37 44 The Grey Zone and the Neutral Sinners We may be tempted to ask, where are the "sommersi" in Dante? Although Levi's term "sommerso" comes directly from Dante, Dante's organizing structure left no place for Levi's sort of spiritual death. In fact, even the souls condemned to eternal suffering, those guilty of a lifetime of sin and debauchery, nonetheless spring to life upon seeing the River Acheron and the gateway to hell-a fact that surprised Dante himself. Virgil explains that even the lost are so spurred by divine justice "sl che Ia tema si volve in disio.
4 Much as Dante set aside a special place in hell for the neutral angels who "were not rebels, nor faithful to God, but were for The Grey Zone and the Neutral Sinners 32 themselves," so Levi has set aside a "grey zone" for collaborators, lowlevel functionaries, and prisoner-guards. Both of these categories warrant our attention, as does a third, which I will call the zona dei sommersi after Levi's latest book; if oppressive non-oppressors fall into a "grey zone," as Levi advances, then their soulless living victims ("i sommersi") fall into a similar limbo of their own.

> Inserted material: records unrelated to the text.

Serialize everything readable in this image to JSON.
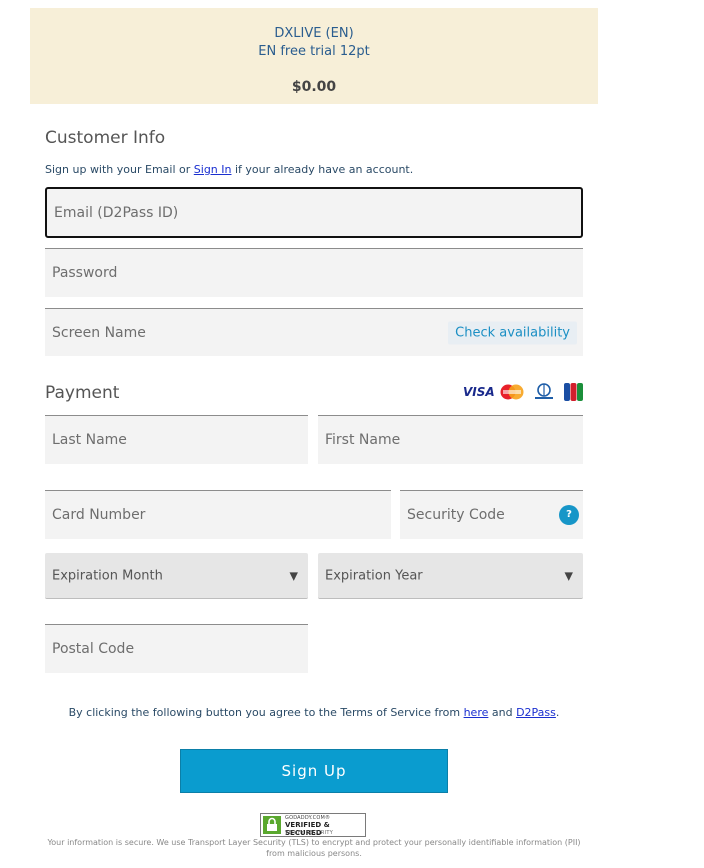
{
  "banner": {
    "product": "DXLIVE (EN)",
    "plan": "EN free trial 12pt",
    "price": "$0.00"
  },
  "customer_info": {
    "title": "Customer Info",
    "signin_prefix": "Sign up with your Email or ",
    "signin_link": "Sign In",
    "signin_suffix": " if your already have an account.",
    "email_placeholder": "Email (D2Pass ID)",
    "password_placeholder": "Password",
    "screen_name_placeholder": "Screen Name",
    "check_availability": "Check availability"
  },
  "payment": {
    "title": "Payment",
    "card_brands": [
      "VISA",
      "MasterCard",
      "Diners Club",
      "JCB"
    ],
    "last_name_placeholder": "Last Name",
    "first_name_placeholder": "First Name",
    "card_number_placeholder": "Card Number",
    "security_code_placeholder": "Security Code",
    "security_help": "?",
    "expiration_month": "Expiration Month",
    "expiration_year": "Expiration Year",
    "postal_code_placeholder": "Postal Code"
  },
  "terms": {
    "prefix": "By clicking the following button you agree to the Terms of Service from ",
    "link1": "here",
    "middle": " and ",
    "link2": "D2Pass",
    "suffix": "."
  },
  "signup_button": "Sign Up",
  "security_badge": {
    "brand": "GODADDY.COM®",
    "verified": "VERIFIED & SECURED",
    "sub": "VERIFY SECURITY"
  },
  "secure_note": "Your information is secure. We use Transport Layer Security (TLS) to encrypt and protect your personally identifiable information (PII) from malicious persons.",
  "colors": {
    "banner_bg": "#f7efd8",
    "accent": "#0a9ccf",
    "link": "#1a2fd0"
  }
}
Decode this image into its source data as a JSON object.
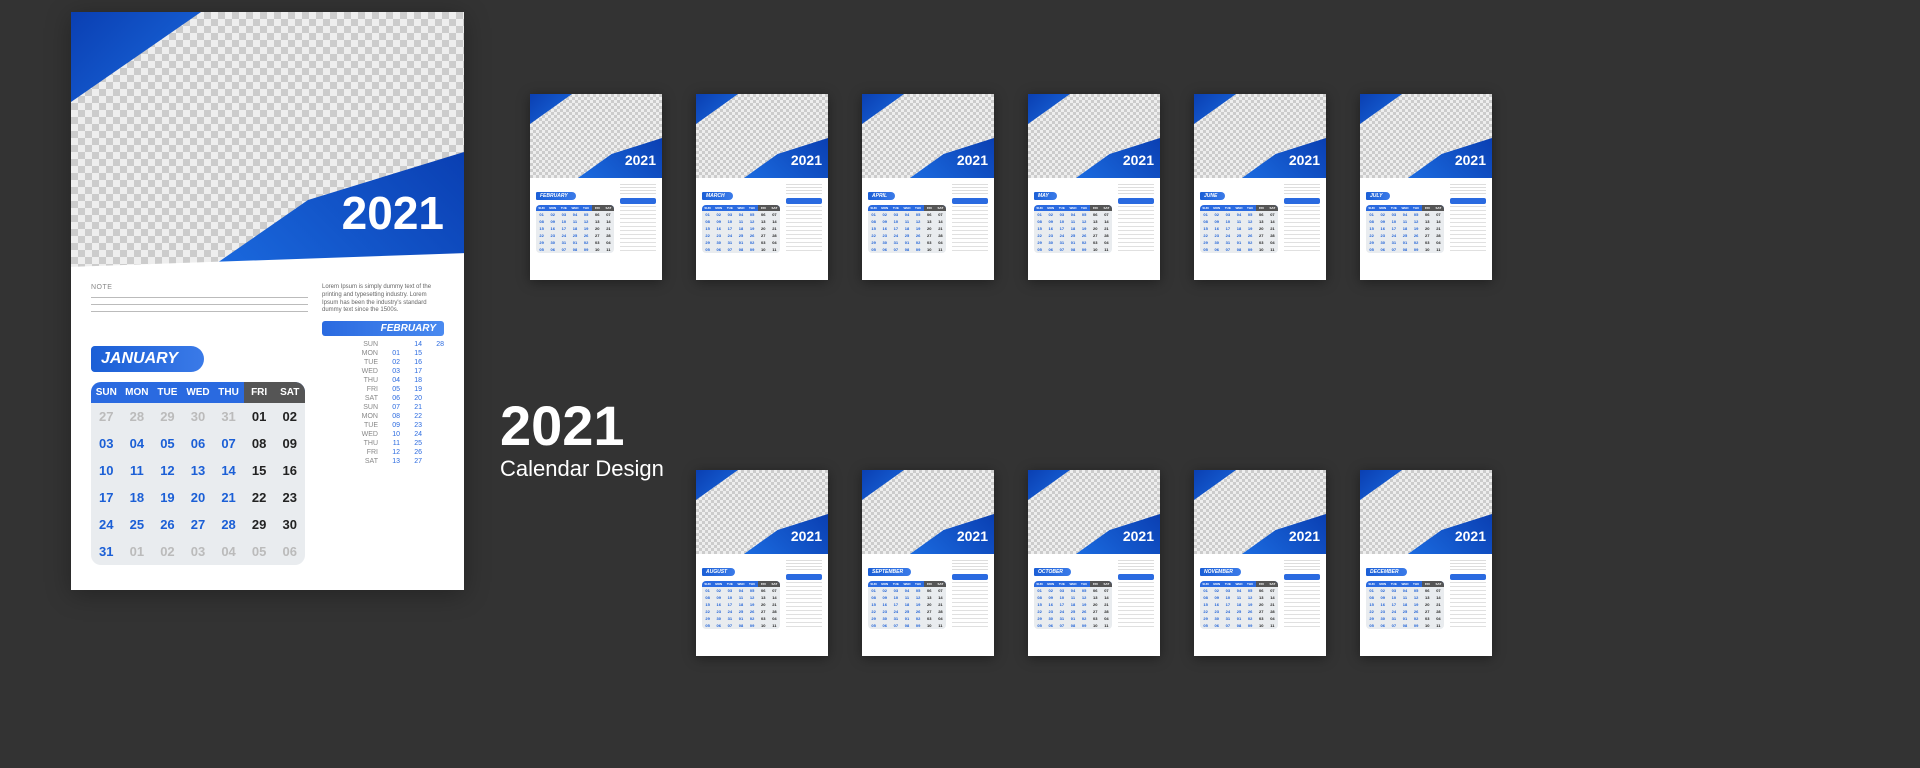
{
  "year": "2021",
  "title_year": "2021",
  "title_sub": "Calendar Design",
  "note_label": "NOTE",
  "lipsum": "Lorem Ipsum is simply dummy text of the printing and typesetting industry. Lorem Ipsum has been the industry's standard dummy text since the 1500s.",
  "main_month": "JANUARY",
  "next_month": "FEBRUARY",
  "day_headers": [
    "SUN",
    "MON",
    "TUE",
    "WED",
    "THU",
    "FRI",
    "SAT"
  ],
  "january_grid": [
    [
      "27",
      "28",
      "29",
      "30",
      "31",
      "01",
      "02"
    ],
    [
      "03",
      "04",
      "05",
      "06",
      "07",
      "08",
      "09"
    ],
    [
      "10",
      "11",
      "12",
      "13",
      "14",
      "15",
      "16"
    ],
    [
      "17",
      "18",
      "19",
      "20",
      "21",
      "22",
      "23"
    ],
    [
      "24",
      "25",
      "26",
      "27",
      "28",
      "29",
      "30"
    ],
    [
      "31",
      "01",
      "02",
      "03",
      "04",
      "05",
      "06"
    ]
  ],
  "january_out_start": 5,
  "january_out_end": 6,
  "feb_mini": [
    {
      "d": "SUN",
      "v": [
        "",
        "14",
        "28"
      ]
    },
    {
      "d": "MON",
      "v": [
        "01",
        "15",
        ""
      ]
    },
    {
      "d": "TUE",
      "v": [
        "02",
        "16",
        ""
      ]
    },
    {
      "d": "WED",
      "v": [
        "03",
        "17",
        ""
      ]
    },
    {
      "d": "THU",
      "v": [
        "04",
        "18",
        ""
      ]
    },
    {
      "d": "FRI",
      "v": [
        "05",
        "19",
        ""
      ]
    },
    {
      "d": "SAT",
      "v": [
        "06",
        "20",
        ""
      ]
    },
    {
      "d": "SUN",
      "v": [
        "07",
        "21",
        ""
      ]
    },
    {
      "d": "MON",
      "v": [
        "08",
        "22",
        ""
      ]
    },
    {
      "d": "TUE",
      "v": [
        "09",
        "23",
        ""
      ]
    },
    {
      "d": "WED",
      "v": [
        "10",
        "24",
        ""
      ]
    },
    {
      "d": "THU",
      "v": [
        "11",
        "25",
        ""
      ]
    },
    {
      "d": "FRI",
      "v": [
        "12",
        "26",
        ""
      ]
    },
    {
      "d": "SAT",
      "v": [
        "13",
        "27",
        ""
      ]
    }
  ],
  "thumb_months_row1": [
    "FEBRUARY",
    "MARCH",
    "APRIL",
    "MAY",
    "JUNE",
    "JULY"
  ],
  "thumb_months_row2": [
    "AUGUST",
    "SEPTEMBER",
    "OCTOBER",
    "NOVEMBER",
    "DECEMBER"
  ]
}
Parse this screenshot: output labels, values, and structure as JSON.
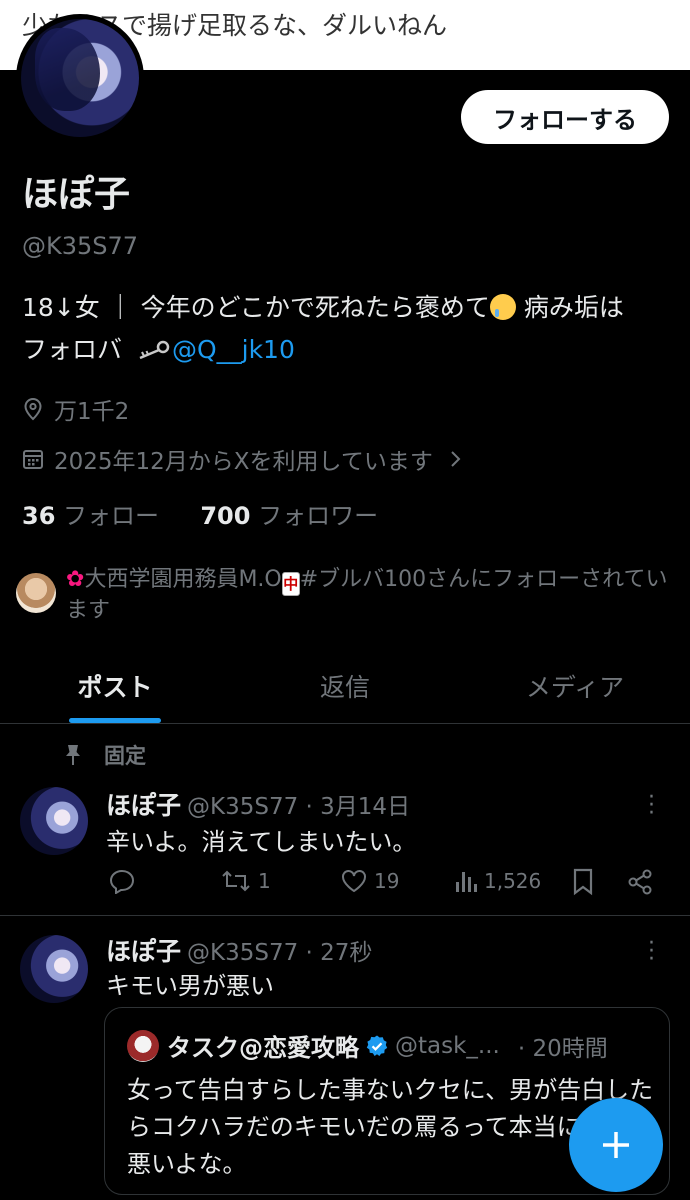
{
  "banner": {
    "text": "少なめスで揚げ足取るな、ダルいねん"
  },
  "profile": {
    "follow_label": "フォローする",
    "name": "ほぽ子",
    "handle": "@K35S77",
    "bio_line1": "18↓女 ｜ 今年のどこかで死ねたら褒めて",
    "bio_line1_tail": " 病み垢は",
    "bio_line2": "フォロバ ",
    "bio_link": "@Q__jk10",
    "location": "万1千2",
    "joined": "2025年12月からXを利用しています",
    "following_count": "36",
    "following_label": "フォロー",
    "followers_count": "700",
    "followers_label": "フォロワー",
    "followed_by_name1": "大西学園用務員M.O",
    "mahjong_char": "中",
    "followed_by_name2": "#ブルバ100さんにフォローされています"
  },
  "tabs": [
    {
      "label": "ポスト",
      "active": true
    },
    {
      "label": "返信",
      "active": false
    },
    {
      "label": "メディア",
      "active": false
    }
  ],
  "pinned_label": "固定",
  "posts": [
    {
      "name": "ほぽ子",
      "meta": "@K35S77 · 3月14日",
      "text": "辛いよ。消えてしまいたい。",
      "reposts": "1",
      "likes": "19",
      "views": "1,526"
    },
    {
      "name": "ほぽ子",
      "meta": "@K35S77 · 27秒",
      "text": "キモい男が悪い",
      "quote": {
        "name": "タスク@恋愛攻略",
        "handle": "@task_...",
        "time": "· 20時間",
        "text": "女って告白すらした事ないクセに、男が告白したらコクハラだのキモいだの罵るって本当に気持ち悪いよな。"
      }
    }
  ],
  "colors": {
    "accent": "#1d9bf0",
    "muted": "#71767b",
    "text": "#e7e9ea",
    "background": "#000000"
  },
  "icons": [
    "location-icon",
    "calendar-icon",
    "chevron-right-icon",
    "pin-icon",
    "reply-icon",
    "repost-icon",
    "like-icon",
    "views-icon",
    "bookmark-icon",
    "share-icon",
    "verified-icon",
    "compose-plus-icon",
    "more-icon",
    "key-icon"
  ]
}
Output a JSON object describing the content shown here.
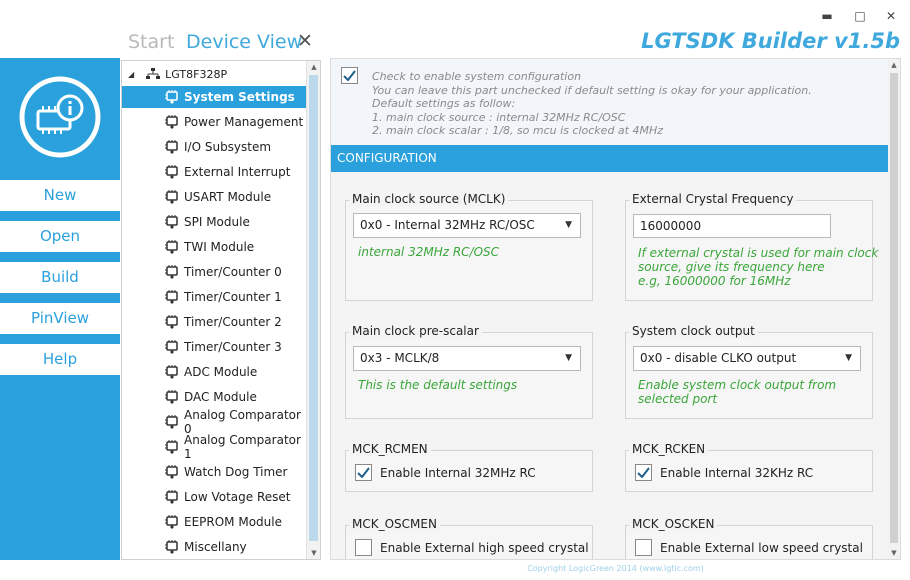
{
  "window": {
    "title": "LGTSDK Builder v1.5b",
    "minimize_glyph": "▬",
    "maximize_glyph": "□",
    "close_glyph": "✕"
  },
  "tabs": {
    "start": "Start",
    "device_view": "Device View",
    "close_glyph": "✕"
  },
  "nav": {
    "logo_icon": "chip-info-icon",
    "items": [
      "New",
      "Open",
      "Build",
      "PinView",
      "Help"
    ]
  },
  "tree": {
    "root": "LGT8F328P",
    "root_icon": "network-icon",
    "item_icon": "module-icon",
    "selected_index": 0,
    "items": [
      "System Settings",
      "Power Management",
      "I/O Subsystem",
      "External Interrupt",
      "USART Module",
      "SPI Module",
      "TWI Module",
      "Timer/Counter 0",
      "Timer/Counter 1",
      "Timer/Counter 2",
      "Timer/Counter 3",
      "ADC Module",
      "DAC Module",
      "Analog Comparator 0",
      "Analog Comparator 1",
      "Watch Dog Timer",
      "Low Votage Reset",
      "EEPROM Module",
      "Miscellany"
    ]
  },
  "info": {
    "enable_checked": true,
    "lines": [
      "Check to enable system configuration",
      "You can leave this part unchecked if default setting is okay for your application.",
      "Default settings as follow:",
      "1. main clock source : internal 32MHz RC/OSC",
      "2. main clock scalar : 1/8, so mcu is clocked at 4MHz"
    ]
  },
  "config": {
    "header": "CONFIGURATION",
    "mclk": {
      "title": "Main clock source (MCLK)",
      "value": "0x0 - Internal 32MHz RC/OSC",
      "hint": "internal 32MHz RC/OSC"
    },
    "crystal": {
      "title": "External Crystal Frequency",
      "value": "16000000",
      "hint_lines": [
        "If external crystal is used for main clock",
        "source, give its frequency here",
        "e.g, 16000000 for 16MHz"
      ]
    },
    "prescalar": {
      "title": "Main clock pre-scalar",
      "value": "0x3 - MCLK/8",
      "hint": "This is the default settings"
    },
    "clkout": {
      "title": "System clock output",
      "value": "0x0 - disable CLKO output",
      "hint_lines": [
        "Enable system clock output from",
        "selected port"
      ]
    },
    "rcmen": {
      "title": "MCK_RCMEN",
      "label": "Enable Internal 32MHz RC",
      "checked": true
    },
    "rcken": {
      "title": "MCK_RCKEN",
      "label": "Enable Internal 32KHz RC",
      "checked": true
    },
    "oscmen": {
      "title": "MCK_OSCMEN",
      "label": "Enable External high speed crystal",
      "checked": false
    },
    "oscken": {
      "title": "MCK_OSCKEN",
      "label": "Enable External low speed crystal",
      "checked": false
    }
  },
  "footer": "Copyright LogicGreen 2014 (www.lgtic.com)",
  "colors": {
    "accent": "#2aa1dc",
    "hint_green": "#3aa63a"
  }
}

Whatever the moral theology of the contrapasso," Freccero goes on to say, "at the level of representation, it is above all ironic wit. " 47 The very symbolic nature of the contrapasso makes it possible for us to accept Pier della Vigna becoming a tree, Ulysses consumed by flame, or Farinata within his eternal sepulchre. Not so the punishments apportioned in the real world, in our post-Holocaust world, where some of the guilty were put to death, some imprisoned, some ignored, some let free, and some rehabilitated and reabsorbed into society.